The killings in Benghazi are taking place in a city that otherwise seems safer with each passing day. Police stations burned during the February revolt have reopened. Legions of young volunteers have recently taken to the streets, to sweep and pick up the trash. http://www.nytimes.com/2011/05/11/world/africa/11benghazi.html?pagewanted=1
“We need to strengthen the norms and the rules for each country to be full members of the euro rather than making easy ways out which would not work in any case,” Bini Smaghi said today.
He put some of the blame for the restructuring discussion on large investors who have bought insurance against a sovereign default and “stand to benefit greatly from the default and lobby in favor of it.”
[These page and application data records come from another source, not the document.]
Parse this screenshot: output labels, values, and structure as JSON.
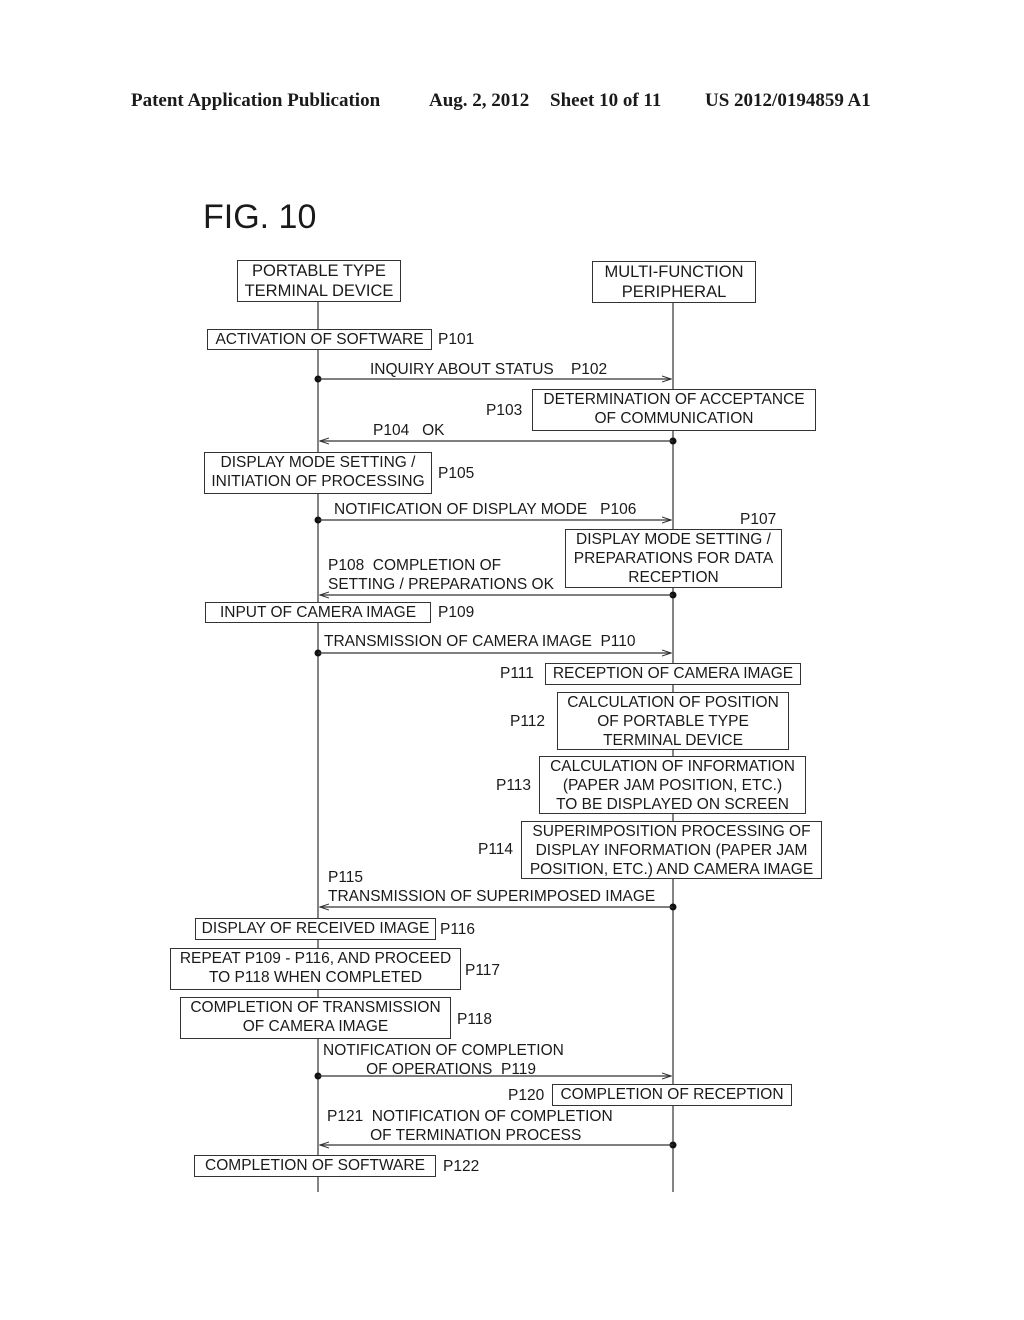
{
  "header": {
    "publication": "Patent Application Publication",
    "date": "Aug. 2, 2012",
    "sheet": "Sheet 10 of 11",
    "number": "US 2012/0194859 A1"
  },
  "figure": {
    "title": "FIG. 10",
    "lanes": {
      "left": "PORTABLE TYPE\nTERMINAL DEVICE",
      "right": "MULTI-FUNCTION\nPERIPHERAL"
    },
    "steps": {
      "p101": {
        "id": "P101",
        "text": "ACTIVATION OF SOFTWARE"
      },
      "p102": {
        "id": "P102",
        "text": "INQUIRY ABOUT STATUS    P102"
      },
      "p103": {
        "id": "P103",
        "text": "DETERMINATION OF ACCEPTANCE\nOF COMMUNICATION"
      },
      "p104": {
        "id": "P104",
        "text": "P104   OK"
      },
      "p105": {
        "id": "P105",
        "text": "DISPLAY MODE SETTING /\nINITIATION OF PROCESSING"
      },
      "p106": {
        "id": "P106",
        "text": "NOTIFICATION OF DISPLAY MODE   P106"
      },
      "p107": {
        "id": "P107",
        "text": "DISPLAY MODE SETTING /\nPREPARATIONS FOR DATA\nRECEPTION"
      },
      "p108": {
        "id": "P108",
        "text": "P108  COMPLETION OF\nSETTING / PREPARATIONS OK"
      },
      "p109": {
        "id": "P109",
        "text": "INPUT OF CAMERA IMAGE"
      },
      "p110": {
        "id": "P110",
        "text": "TRANSMISSION OF CAMERA IMAGE  P110"
      },
      "p111": {
        "id": "P111",
        "text": "RECEPTION OF CAMERA IMAGE"
      },
      "p112": {
        "id": "P112",
        "text": "CALCULATION OF POSITION\nOF PORTABLE TYPE\nTERMINAL  DEVICE"
      },
      "p113": {
        "id": "P113",
        "text": "CALCULATION OF INFORMATION\n(PAPER JAM POSITION, ETC.)\nTO BE DISPLAYED ON SCREEN"
      },
      "p114": {
        "id": "P114",
        "text": "SUPERIMPOSITION PROCESSING OF\nDISPLAY INFORMATION (PAPER JAM\nPOSITION, ETC.) AND CAMERA IMAGE"
      },
      "p115": {
        "id": "P115",
        "text": "P115\nTRANSMISSION OF SUPERIMPOSED IMAGE"
      },
      "p116": {
        "id": "P116",
        "text": "DISPLAY OF RECEIVED IMAGE"
      },
      "p117": {
        "id": "P117",
        "text": "REPEAT P109 - P116, AND PROCEED\nTO P118 WHEN COMPLETED"
      },
      "p118": {
        "id": "P118",
        "text": "COMPLETION OF TRANSMISSION\nOF CAMERA IMAGE"
      },
      "p119": {
        "id": "P119",
        "text": "NOTIFICATION OF COMPLETION\n          OF OPERATIONS  P119"
      },
      "p120": {
        "id": "P120",
        "text": "COMPLETION OF RECEPTION"
      },
      "p121": {
        "id": "P121",
        "text": "P121  NOTIFICATION OF COMPLETION\n          OF TERMINATION PROCESS"
      },
      "p122": {
        "id": "P122",
        "text": "COMPLETION OF SOFTWARE"
      }
    }
  }
}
“They tend to encourage naive governments to believe that debt restructuring can be done in an ‘orderly way,’ distracting them from implementing the appropriate policy adjustment,” he said. “If the euro area were to go down the path of leaving it entirely up to the markets to decide which countries are solvent and which are not, it would put the euro at a disadvantage compared with all other major currencies.” http://www.bloomberg.com/news/2011-05-10/ecb-officials-reject-restructuring-as-greece-struggles-to-repay-its-debts.html
Bini Laden's earlier statements:
ECB Executive Board member Lorenzo Bini Smaghi yesterday: "Irish people also elected the governments that regulated the banks as the problems built, Mr Smaghi pointed out. "If taxpayers have the right to share in decision-making, they must also accept the consequences," Mr Smaghi said. I am Lorenzo Bini Laden Smaghi and I am a Financial Terrorist
Maybe this why the US remains silent regarding Assad's brutality and killing of his own citizens. Of course it is oil why the US remains silent over the Bahrain governments brutality and destroying of mosques belonging to the Shia faith which is the majority in Bahrain.